In 2005, upon the retirement of Gary Hansen after 27 years of service, Roger Langlie was hired to be Executive Director after serving from 1998 to 2001 as the Program Director of the Bob Belloni Boys Ranch, and from 2001 to 2005 as the Director of the Curry County Juvenile Department. Under their leadership, Bob Belloni Ranch, Inc. received awards for its excellence of service to youth and families, such as the Agency of the Year Award given by the Oregon Alliance of Children’s Programs (formerly known as the Oregon Child and Youth Care Association), the Judge Richard Barron Service Award presented by the Coos County Commission on Children and Families, and the Robert Yantis Community Service Award.
After a few years of retirement in Coos Bay, Gary Hansen would join the Board of Directors and continue his service to the organization.

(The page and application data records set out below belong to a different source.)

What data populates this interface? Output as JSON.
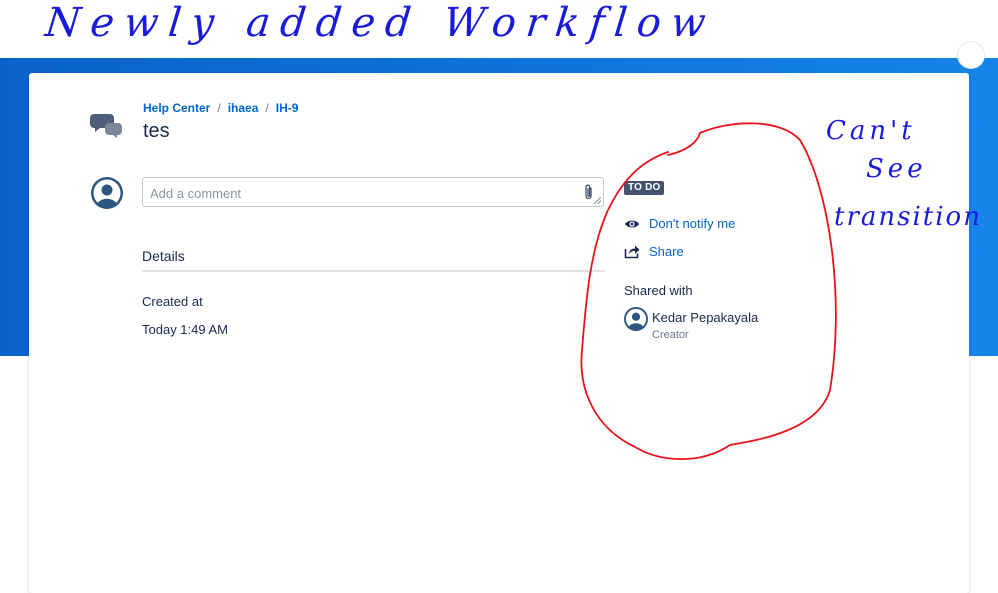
{
  "annotations": {
    "top": "Newly added Workflow",
    "right_line1": "Can't",
    "right_line2": "See",
    "right_line3": "transition"
  },
  "breadcrumb": {
    "items": [
      "Help Center",
      "ihaea",
      "IH-9"
    ],
    "separator": "/"
  },
  "request": {
    "title": "tes"
  },
  "comment": {
    "placeholder": "Add a comment",
    "value": ""
  },
  "details": {
    "heading": "Details",
    "created_label": "Created at",
    "created_value": "Today 1:49 AM"
  },
  "sidebar": {
    "status": "TO DO",
    "notify_label": "Don't notify me",
    "share_label": "Share",
    "shared_with_heading": "Shared with",
    "person_name": "Kedar Pepakayala",
    "person_role": "Creator"
  },
  "icons": {
    "help": "speech-bubbles-icon",
    "avatar": "user-avatar-icon",
    "attach": "paperclip-icon",
    "watch": "eye-icon",
    "share": "share-icon"
  },
  "colors": {
    "banner": "#0d72d9",
    "link": "#0065cc",
    "badge": "#42526e",
    "ink_blue": "#1a1adb",
    "ink_red": "#e8141b"
  }
}
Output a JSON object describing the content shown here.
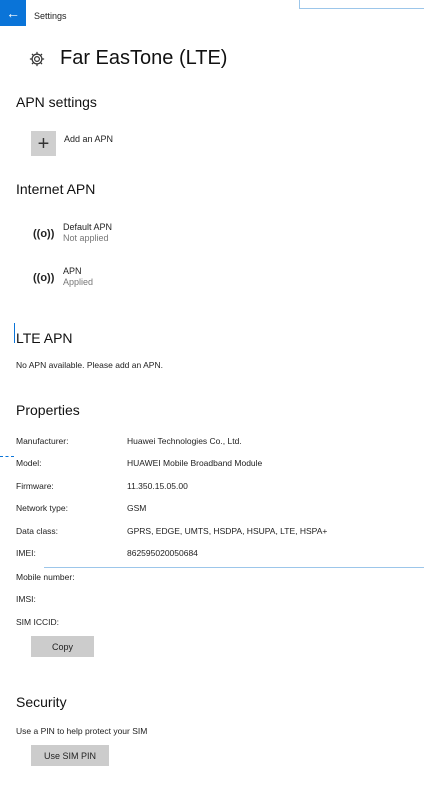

Vicki Solomon joined the Board of Directors in 2005 just before Roger Langlie was hired and has served as the Chair of the Board of Directors since. As a member and past president of the Soroptimist International Club in Coos Bay/North Bend, Vicki has followed in the footsteps of Wineva Johnson in leading the organization.
In 2006, Roger Langlie relocated Belloni Administration and the Independent Living program from the Anderson Plaza at 650 W. Anderson to the Hall Building at 320 Central Avenue in Coos Bay.
In 2008, Roger Langlie persuaded Coos County to deed the Bob Belloni Boys Ranch and the Bob Belloni Shelter Care properties to Bob Belloni Ranch, Inc. Since that time, major remodeling and renovations have been made at all three residential facilities which have included dorm expansion, floor and counter replacement, roof replacement, improvements to heating, water and sewer systems, car/van replacement, challenge course construction, and bathroom and kitchen remodels. Besides updating the facilities and the transportation fleet through capital improvement projects, Roger would also update the foundational governing documents, employment policies and operational procedures, and introduce and develop technology, and expand services and funding sources.
In 2009, the Youth Investment program would cease operation due to the lack of adequate funding from the Oregon Commission on Children and Families of Coos County. The funding would be prioritized for prevention programs for younger children. In 2012, the Oregon Legislature dismantled the Oregon Commission on Children and Families in all counties.